Player to watch:The fifth starter, Neal Cotts. The fifth starter is due to get one of these big offensive explosions in Chicago. Yes, this spot in the rotation has been ineffective to date (combined ERA of 10.00). But they're due for a good outing, and Cotts will be the man to do it against the Braves.

Pittsburgh Pirates at Oakland Athletics
The A's bats have awakened with the visit of the Cincinnati Reds, pounding out double-digit runs in all three victories. Rookie Bobby Crosby quietly raised his batting average above .250 for the first time all season with a solid week of play against Cincinnati and Toronto. He had already been hitting for power, but it seems that the rest of his game is catching up. Teammate Scott Hatteberg is mashing anything put over the plate. Both make great plays right now, with Hatteberg's value up tremendously due to the rash of injuries at first base (Carlos Delgado, Jason Giambi).

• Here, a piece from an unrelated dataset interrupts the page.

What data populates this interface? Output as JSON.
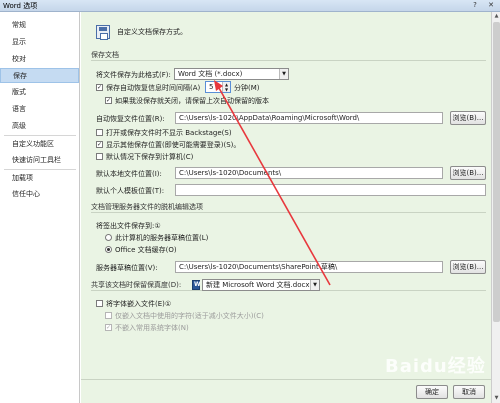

The Pirates are coming off a rough stint in Texas, and they've only played one game. After a Thursday double-header (originally a travel day), they'll have the displeasure of facing Tim Hudson and Mark Mulder in this series. Runs have been tough to come by in recent series for the Pirates, but the Wilsons (Jack and Craig) keep right on scalding the ball. One possible fantasy pickup of note is red-hot catcher Jason Kendall, who's back on the radar thanks to a long hitting streak and his six stolen bases.

Player to watch: Catcher Damian Miller put up 12 RBIs in the three-game series with four extra-base hits. Fantasy owners in search of a short-term fix behind the plate should ride the hot hand, as Oakland faces the scuffling Kris Benson, Ryan Vogelsong and Kip Wells this weekend.

There's a quick look at the goings on for the coming weekend. Next week, interleague play hits full stride with the first round of rivalry series (Chicago-Chicago, New York-New York, you get the idea). I'll be back with a road report from Colorado as the Red Sox hit town and more of your letters.